Attorney General Curtis Hill has filed an amicus brief supporting the constitutionality of an Ohio law prohibiting medical providers from performing an abortion with “knowledge that the pregnant woman is seeking the abortion, in whole or in part, because” the unborn child has Down syndrome.
A panel of the 6th Circuit U.S. Court of Appeals has upheld an injunction against the Ohio statute, stating that any limitation on pre-viability abortions is unconstitutional and that Ohio’s interest in preventing discriminatory abortions “does not become compelling until viability.”
In the amicus brief, however, Attorney General Hill argues that states have a compelling interest in preventing the spread of abortion as a tool for eugenics, which is defined as “the science of improving a human population by controlled breeding to increase the occurrence of desirable heritable characteristics.” Attorney General Hill asks the full 6th Circuit U.S. Court of Appeals to consider the matter.
“There is no escaping the hard truth that permitting abortion of the disabled not only denies equal human worth but also gradually eliminates certain categories of the disabled from society,” Attorney General Hill said. “Iceland has reached a nearly 100 percent elimination rate for babies with Down syndrome, and the United States and other developed countries are not far behind.”
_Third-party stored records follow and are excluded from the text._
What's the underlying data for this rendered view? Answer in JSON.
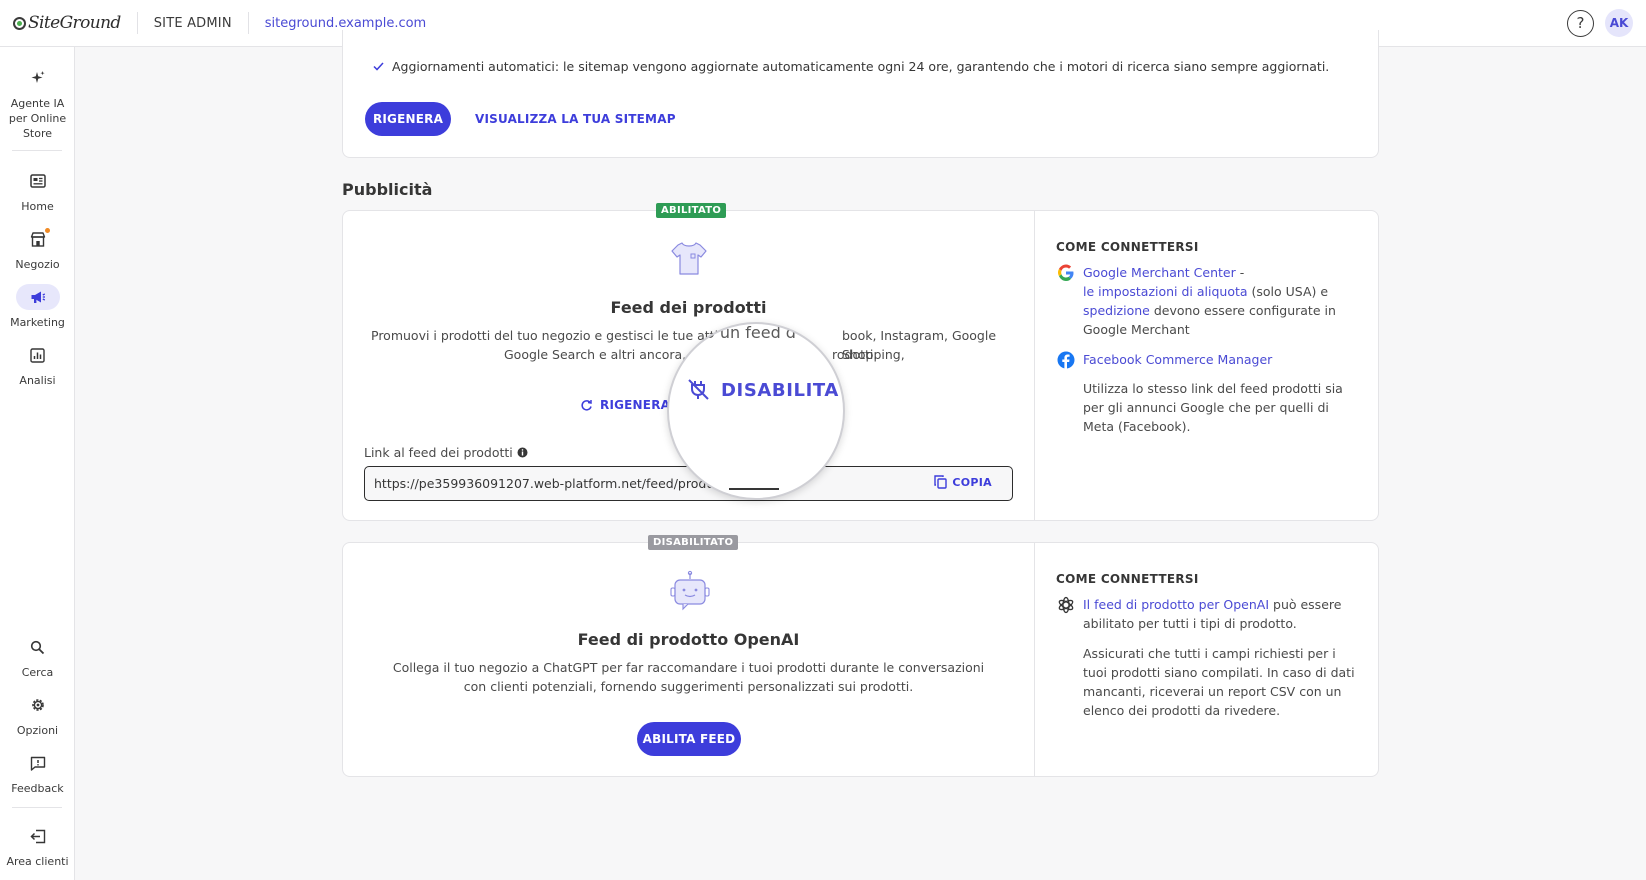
{
  "topbar": {
    "logo_text": "SiteGround",
    "section": "SITE ADMIN",
    "domain": "siteground.example.com",
    "help_label": "?",
    "avatar_initials": "AK"
  },
  "sidebar": {
    "items": [
      {
        "label": "Agente IA per Online Store",
        "icon": "sparkle-icon"
      },
      {
        "label": "Home",
        "icon": "dashboard-icon"
      },
      {
        "label": "Negozio",
        "icon": "store-icon"
      },
      {
        "label": "Marketing",
        "icon": "megaphone-icon",
        "active": true
      },
      {
        "label": "Analisi",
        "icon": "analytics-icon"
      },
      {
        "label": "Cerca",
        "icon": "search-icon"
      },
      {
        "label": "Opzioni",
        "icon": "gear-icon"
      },
      {
        "label": "Feedback",
        "icon": "feedback-icon"
      },
      {
        "label": "Area clienti",
        "icon": "logout-icon"
      }
    ]
  },
  "sitemap": {
    "auto_update_text": "Aggiornamenti automatici: le sitemap vengono aggiornate automaticamente ogni 24 ore, garantendo che i motori di ricerca siano sempre aggiornati.",
    "regenerate_label": "RIGENERA",
    "view_label": "VISUALIZZA LA TUA SITEMAP"
  },
  "advertising": {
    "section_title": "Pubblicità",
    "product_feed": {
      "badge": "ABILITATO",
      "title": "Feed dei prodotti",
      "description": "Promuovi i prodotti del tuo negozio e gestisci le tue attività su un feed di Facebook, Instagram, Google Shopping, Google Search e altri ancora, generando un feed dei tuoi prodotti.",
      "description_visible_line1": "Promuovi i prodotti del tuo negozio e gestisci le tue attività",
      "description_visible_line1b": "book, Instagram, Google Shopping,",
      "description_visible_line2": "Google Search e altri ancora, ge",
      "description_visible_line2b": "rodotti.",
      "regenerate_label": "RIGENERA",
      "disable_label": "DISABILITA",
      "magnified_text": "o un feed d",
      "link_label": "Link al feed dei prodotti",
      "link_value": "https://pe359936091207.web-platform.net/feed/products.",
      "copy_label": "COPIA",
      "how_title": "COME CONNETTERSI",
      "google_link1": "Google Merchant Center",
      "google_text1": " -",
      "google_link2": "le impostazioni di aliquota",
      "google_text2": " (solo USA) e",
      "google_link3": "spedizione",
      "google_text3": " devono essere configurate in Google Merchant",
      "facebook_link": "Facebook Commerce Manager",
      "shared_text": "Utilizza lo stesso link del feed prodotti sia per gli annunci Google che per quelli di Meta (Facebook)."
    },
    "openai_feed": {
      "badge": "DISABILITATO",
      "title": "Feed di prodotto OpenAI",
      "description": "Collega il tuo negozio a ChatGPT per far raccomandare i tuoi prodotti durante le conversazioni con clienti potenziali, fornendo suggerimenti personalizzati sui prodotti.",
      "enable_label": "ABILITA FEED",
      "how_title": "COME CONNETTERSI",
      "openai_link": "Il feed di prodotto per OpenAI",
      "openai_text": " può essere abilitato per tutti i tipi di prodotto.",
      "csv_text": "Assicurati che tutti i campi richiesti per i tuoi prodotti siano compilati. In caso di dati mancanti, riceverai un report CSV con un elenco dei prodotti da rivedere."
    }
  },
  "colors": {
    "primary": "#3d3ddb",
    "link": "#4a4ad4",
    "enabled_badge": "#2e9c55",
    "disabled_badge": "#9a9aa0",
    "notification_dot": "#f08a24"
  }
}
Indiana and other states have passed anti-discriminatory laws similar to the Ohio statute. The amicus brief, co-led by Indiana and Kentucky, is also joined by 14 other states.
Earlier this year, the U.S. Supreme Court declined to consider an Indiana anti-eugenics law invalidated by the 7th Circuit U.S. Court of Appeals. Yet, in a concurring opinion, Justice Clarence Thomas offered a compelling 20-page analysis detailing the historical link between abortion and the progressive movement’s goal of creating a more desirable human population. “Given the potential for abortion to become a tool of eugenic manipulation,” Justice Thomas wrote, “the Court will soon need to confront the constitutionality of laws like Indiana’s. . . . With today’s prenatal screening tests and other technologies, abortion can easily be used to eliminate children with unwanted characteristics.”
Attached is the amicus brief filed Nov. 1 with the 6th Circuit U.S. Court of Appeals. 68 – Amicus Brief.pdf